Monday, June 28, 2010

A Look Back at Scare the Light Away

Last weeks’ blog post about my second novel, Burden of Memory, was such fun, I thought I’d recall the first book, Scare the Light Away.

The books were actually written in the opposite order. When I finished Burden of Memory, Poisoned Pen Press was not accepting submissions. I sent it into a few other publishers, got enthusiastic but negative responses. As every writer should do, I dove straight into the next book and when it was ready, PPP’s doors were again open. I learned a lot from reviews and reactions to Scare the Light Away, so I made some major changes to Burden of Memory and off it went, and was accepted.

Scare the Light Away is also a standalone, similar in tone to Burden of Memory in that it is a contemporary psychological suspense with a back story of something that happened in World War II that is affecting events of today. No ghost story though.

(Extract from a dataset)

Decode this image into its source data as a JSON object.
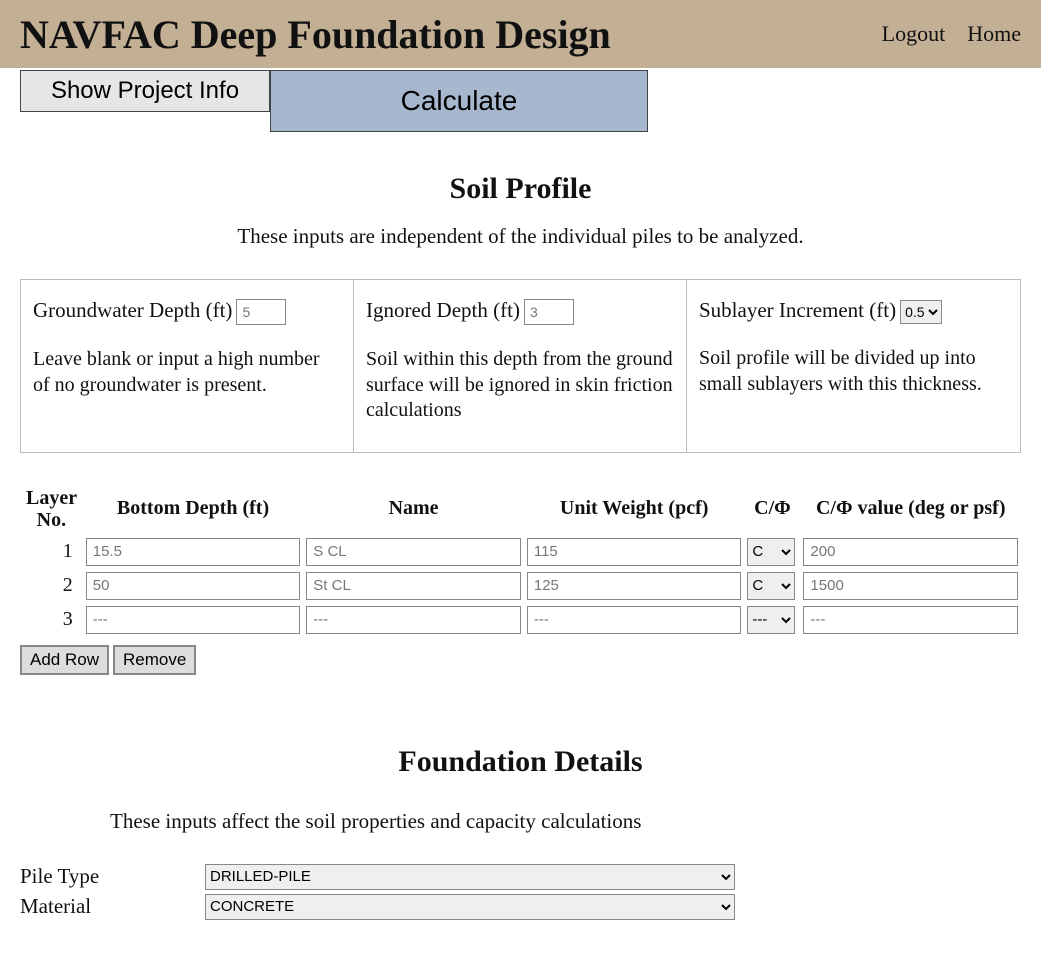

In this case Rebecca McKenzie, a Vancouver investment banker, returns to her home and the family from whom she has been long estranged for her mother’s funeral. Down in the basement, buried in old wooden tea chests, she finds her mother’s diaries of her experiences in England during the War and then of coming to Canada as a war bride. She discovers a HUGE skeleton in the family closet.

Meanwhile, a young woman has disappeared and the small Northern Ontario town in an uproar. Rebecca’s brother, whom she has hated her whole life, is suspected of the crime. She must decide if she can put ancient animosities aside, with help from her mother’s dairies, and believe in her brother’s innocence.

(Incidentally, the town in the book is Huntsville, Ontario, much in the news this week as the site of Friday’s G8 meeting.)

Perhaps the character I most enjoyed looking back at is Samson, the dog, who plays an important part in the book. One reviewer said that Samson was the best and most realistic dog character to appear in a mystery novel in years. (In interests of being fair – another said the book suffered by the Timmy’s-fallen-into-a-well dog).

I did a lot of research into war brides, and got some lovely letters from readers telling me about their experiences. What I found most interesting was the unpleasant lives a lot of women came to in Canada. In many cases their young man had either lied to them about what his life was like in Canada or had simply made up a story and then didn’t know how to retract it. Vast ranch spreads turned out to be hardscrabble farms, and wealthy families to be labouring working-class. Women from close-knit English villages or the pleasant countryside found themselves stuck in the Canadian wilderness, sometimes hundreds of miles from the neighbours. Remember that even sixty years ago, when someone left England for a life in Canada or the U.S., unless they were fairly wealthy there was an expectation that they would never be able to return for a visit. Never see their families again.

The world is changing so fast that even the lives of our own parents can seem so very different than our own.

But of course when it comes to love and hate and redemption and revenge, nothing every changes.

NOTE: Both Scare the Light Away and Burden of Memory are now available for Kindle and most other e-book formats.

1 comment:

Charlotte Hinger said...

Sounds like a terrific book,Vicki.
As a Kansas historian, I know how many women were desperately lonely on the prairie